We have a disease in my family.
It's genetic, and there's no hope for a cure. My parents both had it. All of my siblings have it. Our kids all have it. Even my wife has it. Boy, did she marry into the right family!
We've all thrown money after the problem, but, as I say, there is no cure. Unfortunately, there is also no serious research being done. No university with any shred of self-image left would dream of touching it, let alone ask for a grant.
To get some background, I point you to this article. My brother has, perhaps, the most advanced form of the disease of any in our family. Imagine two vending machines. One machine has every kind of snack food available. Everything costs one dollar or less. The other machine carries pamphlets by obscure LDS apologists, each costing one dollar. Now imagine that my brother is stranded on a desert island with these two machines. There is no food or water anywhere to be found, except for the snack machine. He has one dollar in his pocket. The problem would not be which machine gets his money, but rather which pamphlet he should buy. After all, what if he disagrees with the author? Such would be my brother's dilemma.
There is, of course, a companion disease. Not only do we buy far more books than we could ever possibly read and yet remain employed, but we also horde everything we buy and cannot bring ourselves to throw anything away. Ever. Not books, anyway. Jewelry, yes; we could easily toss out old diamonds if they just didn't have that sparkle anymore. But toss a book? Sacrilege.
So the idea that my brother has given 27 boxes to our sister and her hubby is nothing short of heroic. Or whatever adjective you may prefer in this case. My sister, on the other hand, being still relatively inexperienced with the disease, seems genuinely glad to have them.
My wife and I, at least, try to deal with the symptoms. About once every three years we get a sudden urge to trim down. Purge ourselves of all the stuff we know we'll never use/wear/read or otherwise consume any time before the Woodyettes begin having children of their own. It's a comical event, really.

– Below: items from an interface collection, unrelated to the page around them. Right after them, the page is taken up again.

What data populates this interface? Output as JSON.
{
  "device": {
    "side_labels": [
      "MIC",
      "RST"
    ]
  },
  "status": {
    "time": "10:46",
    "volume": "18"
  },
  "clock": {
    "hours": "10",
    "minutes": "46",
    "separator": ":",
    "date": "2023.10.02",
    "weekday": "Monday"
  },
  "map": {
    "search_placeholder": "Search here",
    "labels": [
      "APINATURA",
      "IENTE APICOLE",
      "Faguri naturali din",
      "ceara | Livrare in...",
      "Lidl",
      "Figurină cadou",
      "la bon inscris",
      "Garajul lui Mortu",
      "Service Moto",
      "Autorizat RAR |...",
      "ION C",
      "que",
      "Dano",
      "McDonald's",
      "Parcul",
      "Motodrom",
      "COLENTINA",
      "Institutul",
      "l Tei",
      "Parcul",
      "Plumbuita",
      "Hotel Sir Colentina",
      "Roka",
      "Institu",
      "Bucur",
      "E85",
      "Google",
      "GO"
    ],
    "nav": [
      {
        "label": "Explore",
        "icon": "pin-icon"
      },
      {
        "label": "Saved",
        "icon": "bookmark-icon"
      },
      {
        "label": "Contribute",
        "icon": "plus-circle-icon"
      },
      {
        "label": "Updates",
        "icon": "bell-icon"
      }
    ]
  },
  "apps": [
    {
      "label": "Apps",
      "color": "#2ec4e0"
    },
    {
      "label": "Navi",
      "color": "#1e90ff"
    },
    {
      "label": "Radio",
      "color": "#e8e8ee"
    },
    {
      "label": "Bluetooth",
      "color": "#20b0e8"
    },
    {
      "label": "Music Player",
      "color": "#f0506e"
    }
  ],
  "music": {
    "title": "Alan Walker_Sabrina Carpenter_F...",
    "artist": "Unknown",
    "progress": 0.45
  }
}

Mrs. Woody assumes her place in our bedroom where most of our books are stored. (We also have some in our family room, but we're more likely to read those. At least, that's what our ten year plan says.) We know in our hearts that we must eliminate as many books as possible, especially now that we must rearrange the entire house. Something's got to go, and it's not going to be my priceless collection of Earth, Wind & Fire LPs from their post-Disco, pre-CD era. Don't laugh... it's the last time I was ever considered somewhat hip.
I unload each and every shelf (we have five bookcases in that room!) and place them on the bed in front of Mrs. Woody. She examines each one and asks herself the following tough question: "Is this book ever really going to serve a purpose besides being some obscure reference for home school?" The answer, of course, is no. Every book we have in the house will ultimately be used for home school, according to Mrs. Woody. We need all those books in Spanish she picked up while serving her mission so we can teach the girls Spanish. "Donde està el escritorio?" ("Where is the desk?") "Tu eres un lapiz." ("You are a pencil.") My Sherlock Holmes collections will help the girls learn critical thinking skills: "Elementary, my dear Sister. The ashes were of a type found only when you burn the hair from the blond Polly LostInYourPocket doll. Of course you did it!"
Ultimately, we manage to agree on one paltry box of books that must be donated away. The last such box of books we gathered up, though, somehow managed to avoid the executioner and are still to be found in our bedroom, still in that same box, and shoved unceremoniously underneath our table. They will remain there until sometime after the Millenium begins.
No, brother of mine, you only think you've gotten rid of the books. You are not so easily cured.